M. Sans-Couleur bustled out of the pizzeria and returned with Claudette, M. Prénom’s neglected wife. A tiny shaft of pain traversed the regions of his husbandly stomach when he saw Claudette was wearing a wafty full-length dress – could it really be Versace? – he had no idea she owned. Where had she found the money? Not from M. Sans-Couleur who was notoriously mean. M. Prénom’s mind flitted through meals he had eaten at home over the past year; had there been economies which had saved the necessary cash? But then Claudette had always been a lousy cook and any shortfall would not have been noticed.

Nods were thought appropriate greeting under the circumstances and for several seconds the gathering resembled a Japanese art-house movie. In a loud voice M. Sans-Couleur ordered two gins-and tonic and was rewarded with a look of pure venom by the patron.

You pay local taxes at the Trésor Publique

Their two tables were consecutively positioned and it was quickly evident that even the most furtively whispered conversation would be audible. This led to briskly clear exchanges about absolutely nothing: car service intervals, rudeness at the Trésor Publique and PSG’s inexplicable inability to score goals. Despite the banality of this talk maintaining the flow proved exhausting and an increased consumption of red wine.

Finally, and quite accidentally, Mme Sans Couleur averred that petunias made perfect bedding plants and Claudette’s eyebrows – plucked for the occasion – rose in thin arches. From then on the two women were lost to gardening babble and the hosts could sit back in silence and drink even more heavily.

When M. Prénom finally paid his bill (the others were still waiting for their flank steaks) the two men wished each other a gruff “Au ’voir” and the two women nodded, smiling with horticultural fervour.

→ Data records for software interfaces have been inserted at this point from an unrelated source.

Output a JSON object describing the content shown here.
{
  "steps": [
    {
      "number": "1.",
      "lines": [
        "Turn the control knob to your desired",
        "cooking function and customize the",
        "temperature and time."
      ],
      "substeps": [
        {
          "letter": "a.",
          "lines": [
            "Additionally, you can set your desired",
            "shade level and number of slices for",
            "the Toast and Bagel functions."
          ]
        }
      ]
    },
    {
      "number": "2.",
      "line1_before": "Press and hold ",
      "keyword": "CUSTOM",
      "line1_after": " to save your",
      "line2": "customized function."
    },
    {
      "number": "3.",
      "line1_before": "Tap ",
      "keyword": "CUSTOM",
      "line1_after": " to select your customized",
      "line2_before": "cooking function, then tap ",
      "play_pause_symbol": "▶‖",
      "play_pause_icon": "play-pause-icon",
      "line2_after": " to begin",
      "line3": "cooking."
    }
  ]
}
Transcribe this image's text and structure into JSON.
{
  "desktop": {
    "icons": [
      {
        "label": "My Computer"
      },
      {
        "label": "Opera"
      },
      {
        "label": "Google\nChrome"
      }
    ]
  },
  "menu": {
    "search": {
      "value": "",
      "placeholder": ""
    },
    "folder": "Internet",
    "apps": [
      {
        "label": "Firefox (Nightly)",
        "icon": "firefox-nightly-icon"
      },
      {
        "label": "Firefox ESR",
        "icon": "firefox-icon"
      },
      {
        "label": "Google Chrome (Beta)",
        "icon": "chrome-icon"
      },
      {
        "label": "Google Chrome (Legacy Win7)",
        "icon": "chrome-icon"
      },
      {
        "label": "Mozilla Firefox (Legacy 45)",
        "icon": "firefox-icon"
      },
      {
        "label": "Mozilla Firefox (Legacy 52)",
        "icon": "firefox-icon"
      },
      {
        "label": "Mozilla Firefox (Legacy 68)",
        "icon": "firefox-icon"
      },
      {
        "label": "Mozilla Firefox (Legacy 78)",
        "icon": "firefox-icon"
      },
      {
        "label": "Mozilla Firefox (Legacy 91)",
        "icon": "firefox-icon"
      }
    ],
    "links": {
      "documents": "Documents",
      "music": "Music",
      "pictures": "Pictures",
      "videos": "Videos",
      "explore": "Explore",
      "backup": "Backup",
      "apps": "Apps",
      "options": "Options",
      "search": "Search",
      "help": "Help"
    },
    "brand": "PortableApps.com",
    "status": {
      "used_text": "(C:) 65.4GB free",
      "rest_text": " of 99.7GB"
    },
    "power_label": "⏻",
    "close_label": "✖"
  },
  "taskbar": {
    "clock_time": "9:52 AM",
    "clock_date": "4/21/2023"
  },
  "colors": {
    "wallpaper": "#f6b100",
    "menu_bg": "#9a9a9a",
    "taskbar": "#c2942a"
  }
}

Mme Sans-Couleur sat motionless at the Citroen’s steering wheel, perhaps waiting until the nearest of the three tyre-processing plants stopped rotating in space. Now she started the engine. “You know, chérie, they will be ages. We would have time to visit our little nest.”

It took M. Prénom a while to acknowledge the meal they had just eaten was intended to celebrate physical needs they had sated over the years with each other. His mind was on other things, or one thing in particular. That dress! Its style. Its cost. Its mysterious acquisition. And the way it had hugged Claudette’s derrière over a contour he’d never known existed. He kissed Mme Sans-Couleur with more force than he’d intended, dimly aware of a decision he might well articulate quite soon.

“Alas choufleur*, the wine. Rather too much of it. Next week, I promise, we will make love.”

 *   Cauliflower